Action item :: Reprint each record exactly. Pictures are not reprinted.

Task material ::
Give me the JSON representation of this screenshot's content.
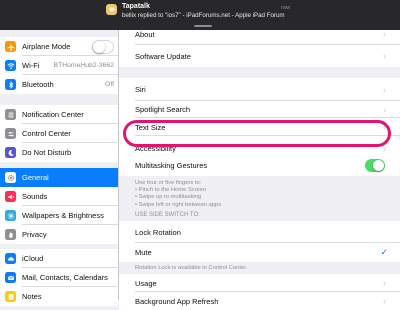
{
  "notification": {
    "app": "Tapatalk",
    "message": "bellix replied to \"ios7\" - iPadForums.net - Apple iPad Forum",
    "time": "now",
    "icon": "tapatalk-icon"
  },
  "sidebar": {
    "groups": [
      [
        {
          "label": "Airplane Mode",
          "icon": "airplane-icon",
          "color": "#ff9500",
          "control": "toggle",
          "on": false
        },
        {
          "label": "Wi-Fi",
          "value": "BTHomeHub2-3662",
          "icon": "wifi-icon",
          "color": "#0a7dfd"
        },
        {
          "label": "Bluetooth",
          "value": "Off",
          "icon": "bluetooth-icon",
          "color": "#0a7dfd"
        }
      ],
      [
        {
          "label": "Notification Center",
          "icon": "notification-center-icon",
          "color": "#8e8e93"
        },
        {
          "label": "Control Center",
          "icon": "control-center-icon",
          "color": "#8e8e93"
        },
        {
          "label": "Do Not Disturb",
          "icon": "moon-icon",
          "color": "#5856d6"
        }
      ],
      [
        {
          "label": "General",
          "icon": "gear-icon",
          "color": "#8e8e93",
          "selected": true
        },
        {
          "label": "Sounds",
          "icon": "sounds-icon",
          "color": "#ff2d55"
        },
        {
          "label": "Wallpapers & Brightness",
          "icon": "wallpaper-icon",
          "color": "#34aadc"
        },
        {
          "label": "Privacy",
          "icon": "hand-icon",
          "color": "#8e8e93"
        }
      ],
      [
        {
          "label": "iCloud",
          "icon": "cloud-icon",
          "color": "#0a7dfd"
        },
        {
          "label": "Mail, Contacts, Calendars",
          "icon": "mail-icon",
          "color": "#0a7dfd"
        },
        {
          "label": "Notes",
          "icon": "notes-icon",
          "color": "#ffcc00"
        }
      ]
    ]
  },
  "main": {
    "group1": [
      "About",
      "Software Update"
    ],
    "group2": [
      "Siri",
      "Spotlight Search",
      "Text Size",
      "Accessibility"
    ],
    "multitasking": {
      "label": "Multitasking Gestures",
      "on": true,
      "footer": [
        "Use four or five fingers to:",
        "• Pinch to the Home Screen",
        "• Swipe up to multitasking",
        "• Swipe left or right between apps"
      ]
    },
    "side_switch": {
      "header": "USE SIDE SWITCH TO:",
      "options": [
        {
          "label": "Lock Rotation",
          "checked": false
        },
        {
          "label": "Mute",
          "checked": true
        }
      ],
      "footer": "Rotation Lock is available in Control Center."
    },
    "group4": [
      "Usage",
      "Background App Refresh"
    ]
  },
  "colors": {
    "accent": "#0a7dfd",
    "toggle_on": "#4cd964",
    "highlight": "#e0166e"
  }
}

Solution for this task ::
Give me the JSON representation of this screenshot's content.
{
  "notification": {
    "app": "Tapatalk",
    "message": "bellix replied to \"ios7\" - iPadForums.net - Apple iPad Forum",
    "time": "now",
    "icon": "tapatalk-icon"
  },
  "sidebar": {
    "groups": [
      [
        {
          "label": "Airplane Mode",
          "icon": "airplane-icon",
          "color": "#ff9500",
          "control": "toggle",
          "on": false
        },
        {
          "label": "Wi-Fi",
          "value": "BTHomeHub2-3662",
          "icon": "wifi-icon",
          "color": "#0a7dfd"
        },
        {
          "label": "Bluetooth",
          "value": "Off",
          "icon": "bluetooth-icon",
          "color": "#0a7dfd"
        }
      ],
      [
        {
          "label": "Notification Center",
          "icon": "notification-center-icon",
          "color": "#8e8e93"
        },
        {
          "label": "Control Center",
          "icon": "control-center-icon",
          "color": "#8e8e93"
        },
        {
          "label": "Do Not Disturb",
          "icon": "moon-icon",
          "color": "#5856d6"
        }
      ],
      [
        {
          "label": "General",
          "icon": "gear-icon",
          "color": "#8e8e93",
          "selected": true
        },
        {
          "label": "Sounds",
          "icon": "sounds-icon",
          "color": "#ff2d55"
        },
        {
          "label": "Wallpapers & Brightness",
          "icon": "wallpaper-icon",
          "color": "#34aadc"
        },
        {
          "label": "Privacy",
          "icon": "hand-icon",
          "color": "#8e8e93"
        }
      ],
      [
        {
          "label": "iCloud",
          "icon": "cloud-icon",
          "color": "#0a7dfd"
        },
        {
          "label": "Mail, Contacts, Calendars",
          "icon": "mail-icon",
          "color": "#0a7dfd"
        },
        {
          "label": "Notes",
          "icon": "notes-icon",
          "color": "#ffcc00"
        }
      ]
    ]
  },
  "main": {
    "group1": [
      "About",
      "Software Update"
    ],
    "group2": [
      "Siri",
      "Spotlight Search",
      "Text Size",
      "Accessibility"
    ],
    "multitasking": {
      "label": "Multitasking Gestures",
      "on": true,
      "footer": [
        "Use four or five fingers to:",
        "• Pinch to the Home Screen",
        "• Swipe up to multitasking",
        "• Swipe left or right between apps"
      ]
    },
    "side_switch": {
      "header": "USE SIDE SWITCH TO:",
      "options": [
        {
          "label": "Lock Rotation",
          "checked": false
        },
        {
          "label": "Mute",
          "checked": true
        }
      ],
      "footer": "Rotation Lock is available in Control Center."
    },
    "group4": [
      "Usage",
      "Background App Refresh"
    ]
  },
  "colors": {
    "accent": "#0a7dfd",
    "toggle_on": "#4cd964",
    "highlight": "#e0166e"
  }
}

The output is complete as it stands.